By Andrew Barton
A trio of education experts who have analyzed equity in disrupted learning and COVId-19's impact on education, participated in the second vitual meeting hosted by NCSL's Education team focused on tackling learning gaps and reengaging students.
During the event, experts and participants built on a previous assessment discussion to focus on the impact of disrupted learning on students.
NCSL Early Education Policy Specialist Patrick Lyons, and Research Analyst Benjamin Olneck-Brown led with a discussion of the context of disrupted learning. Disjointed learning occurring over the last year, as well as the impact on students, is of great concern to education-focused policymakers, educators and parents.
Iheoma Iruka, research professor of public policy at the University of North Carolina at Chapel Hill, introduced attendees to her survey work on the diverse experiences families have had during the COVID-19 pandemic. Working with the U.S. Department of Education and Educare Learning Network, her team looked into how low-income families with young children were able to access early learning. Findings, despite missing data due to assessment gaps, indicate many children are not attending lessons or participating in their education programs. This may not be due to choice, but rather access. Many low-income families lack reliable access to the internet and technology.
In her findings, Iruka also suggests the term “learning loss” was inaccurate, as it does not take into account the different types of skills that are being learned in the virtual-learning environment. Since standardized tests are limited in scope, she suggests updating testing to more adequately measure skill level in non-traditional students (non-white, bilingual, low-income, etc.), as well as skills that are not traditionally measured, such as socio-emotional growth.
Jennifer DePaoli, senior researcher at LPI, discussed the social and emotional impact of the pandemic on students.

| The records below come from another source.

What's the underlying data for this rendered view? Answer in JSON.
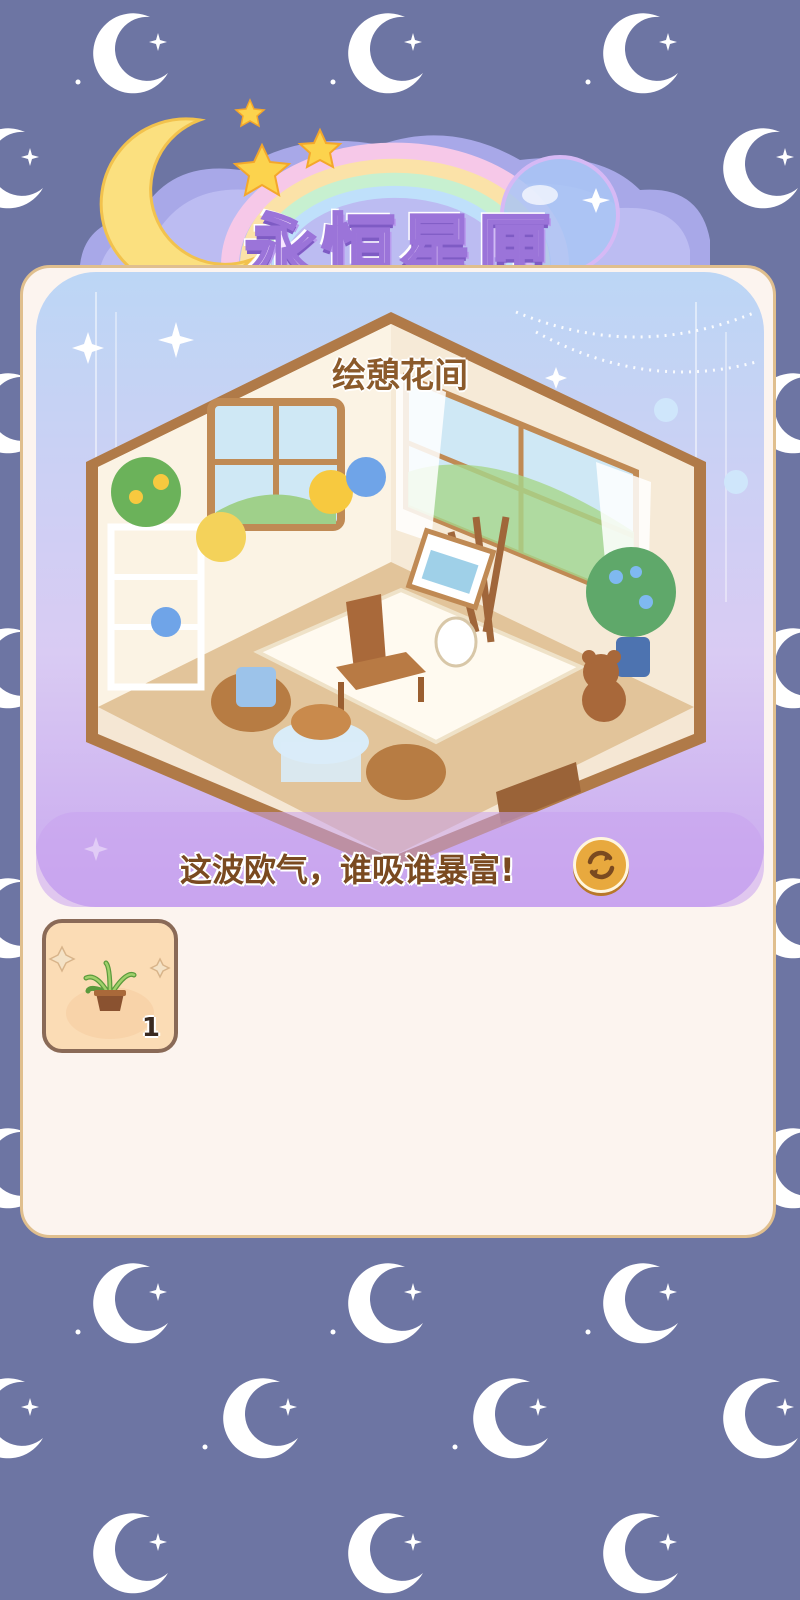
{
  "header": {
    "title": "永恒星匣"
  },
  "scene": {
    "room_name": "绘憩花间",
    "slogan": "这波欧气，谁吸谁暴富!",
    "refresh_icon": "refresh-icon"
  },
  "inventory": {
    "items": [
      {
        "icon": "potted-plant-icon",
        "count": "1"
      }
    ]
  },
  "colors": {
    "background": "#6d75a3",
    "card": "#fcf4ef",
    "card_border": "#e0bf8e",
    "accent_gold": "#e8a93e",
    "title_purple": "#9b74d9"
  }
}
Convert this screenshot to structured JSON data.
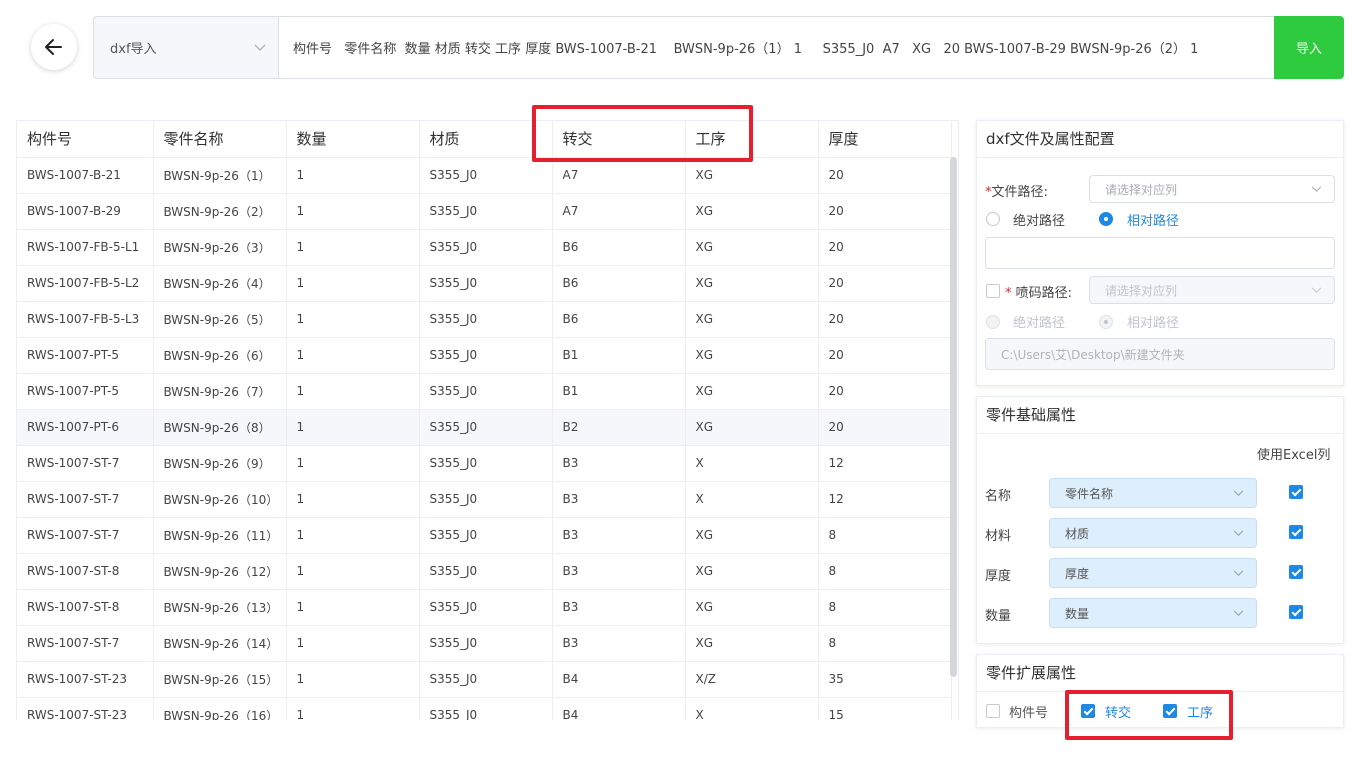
{
  "header": {
    "mode_select": "dxf导入",
    "paste_text": "构件号   零件名称  数量 材质 转交 工序 厚度 BWS-1007-B-21    BWSN-9p-26（1） 1     S355_J0  A7   XG   20 BWS-1007-B-29 BWSN-9p-26（2） 1",
    "import_label": "导入"
  },
  "table": {
    "columns": [
      "构件号",
      "零件名称",
      "数量",
      "材质",
      "转交",
      "工序",
      "厚度"
    ],
    "rows": [
      [
        "BWS-1007-B-21",
        "BWSN-9p-26（1）",
        "1",
        "S355_J0",
        "A7",
        "XG",
        "20"
      ],
      [
        "BWS-1007-B-29",
        "BWSN-9p-26（2）",
        "1",
        "S355_J0",
        "A7",
        "XG",
        "20"
      ],
      [
        "RWS-1007-FB-5-L1",
        "BWSN-9p-26（3）",
        "1",
        "S355_J0",
        "B6",
        "XG",
        "20"
      ],
      [
        "RWS-1007-FB-5-L2",
        "BWSN-9p-26（4）",
        "1",
        "S355_J0",
        "B6",
        "XG",
        "20"
      ],
      [
        "RWS-1007-FB-5-L3",
        "BWSN-9p-26（5）",
        "1",
        "S355_J0",
        "B6",
        "XG",
        "20"
      ],
      [
        "RWS-1007-PT-5",
        "BWSN-9p-26（6）",
        "1",
        "S355_J0",
        "B1",
        "XG",
        "20"
      ],
      [
        "RWS-1007-PT-5",
        "BWSN-9p-26（7）",
        "1",
        "S355_J0",
        "B1",
        "XG",
        "20"
      ],
      [
        "RWS-1007-PT-6",
        "BWSN-9p-26（8）",
        "1",
        "S355_J0",
        "B2",
        "XG",
        "20"
      ],
      [
        "RWS-1007-ST-7",
        "BWSN-9p-26（9）",
        "1",
        "S355_J0",
        "B3",
        "X",
        "12"
      ],
      [
        "RWS-1007-ST-7",
        "BWSN-9p-26（10）",
        "1",
        "S355_J0",
        "B3",
        "X",
        "12"
      ],
      [
        "RWS-1007-ST-7",
        "BWSN-9p-26（11）",
        "1",
        "S355_J0",
        "B3",
        "XG",
        "8"
      ],
      [
        "RWS-1007-ST-8",
        "BWSN-9p-26（12）",
        "1",
        "S355_J0",
        "B3",
        "XG",
        "8"
      ],
      [
        "RWS-1007-ST-8",
        "BWSN-9p-26（13）",
        "1",
        "S355_J0",
        "B3",
        "XG",
        "8"
      ],
      [
        "RWS-1007-ST-7",
        "BWSN-9p-26（14）",
        "1",
        "S355_J0",
        "B3",
        "XG",
        "8"
      ],
      [
        "RWS-1007-ST-23",
        "BWSN-9p-26（15）",
        "1",
        "S355_J0",
        "B4",
        "X/Z",
        "35"
      ],
      [
        "RWS-1007-ST-23",
        "BWSN-9p-26（16）",
        "1",
        "S355_J0",
        "B4",
        "X",
        "15"
      ]
    ]
  },
  "config": {
    "title": "dxf文件及属性配置",
    "file_path_label": "文件路径:",
    "file_path_placeholder": "请选择对应列",
    "absolute_label": "绝对路径",
    "relative_label": "相对路径",
    "spray_label": "喷码路径:",
    "spray_placeholder": "请选择对应列",
    "spray_absolute_label": "绝对路径",
    "spray_relative_label": "相对路径",
    "spray_path_value": "C:\\Users\\艾\\Desktop\\新建文件夹"
  },
  "basic": {
    "title": "零件基础属性",
    "use_excel_label": "使用Excel列",
    "rows": [
      {
        "label": "名称",
        "value": "零件名称"
      },
      {
        "label": "材料",
        "value": "材质"
      },
      {
        "label": "厚度",
        "value": "厚度"
      },
      {
        "label": "数量",
        "value": "数量"
      }
    ]
  },
  "extended": {
    "title": "零件扩展属性",
    "items": [
      "构件号",
      "转交",
      "工序"
    ]
  },
  "colors": {
    "accent": "#1e88e5",
    "import_green": "#2fcb3f",
    "highlight_red": "#e5202e"
  }
}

Students are constantly developing academically, socially and emotionally. DePaoli suggests that the pandemic has shown a light on how schools have not been focused on developing the whole child, rather they focus too much on just the academics.
The disruption of students’ social lives has been hard to handle, and the impact of this disruption can have long-lasting impacts on psychological health. Finding ways to equitably address this disruption in key, as the greatest impacts are being felt in low-income communities and communities of color.
Meghan McCormick, research associate with MDRC discussed how the pandemic and virtual learning has affected early learning. Some children have started out their academic careers without ever having been in a classroom. When it comes to recovery investments, a potential solution to early learning loss is increased summer learning opportunities.
MDRC research suggests that high-quality summer programs before kindergarten or first grade can support long-term student learning. McCormick suggests that planning under the federal American Rescue Plan should also target these younger children to expose them to the traditional learning structures that they will see in the future.
Having supports to aid in learning during the kindergarten year will significantly impact longer-term learning outcomes. This may include more paraprofessionals, expanded summer learning opportunities and more tutoring and coaching for individual students.
Be sure to check out the recording of this presentation and the speaker’s resource materials on NCSL's 2021 Education Virtual Meetings webpage. NCSL will continue to track COVID-related learning gaps and proposed policy solutions to ensure that legislators and other interested parties have access to the most up-to-date information. You can find more information and stay up-to-date on NCSL’s COVID-19 Education webpage.
Andrew Barton is an intern in NCSL's Education Program.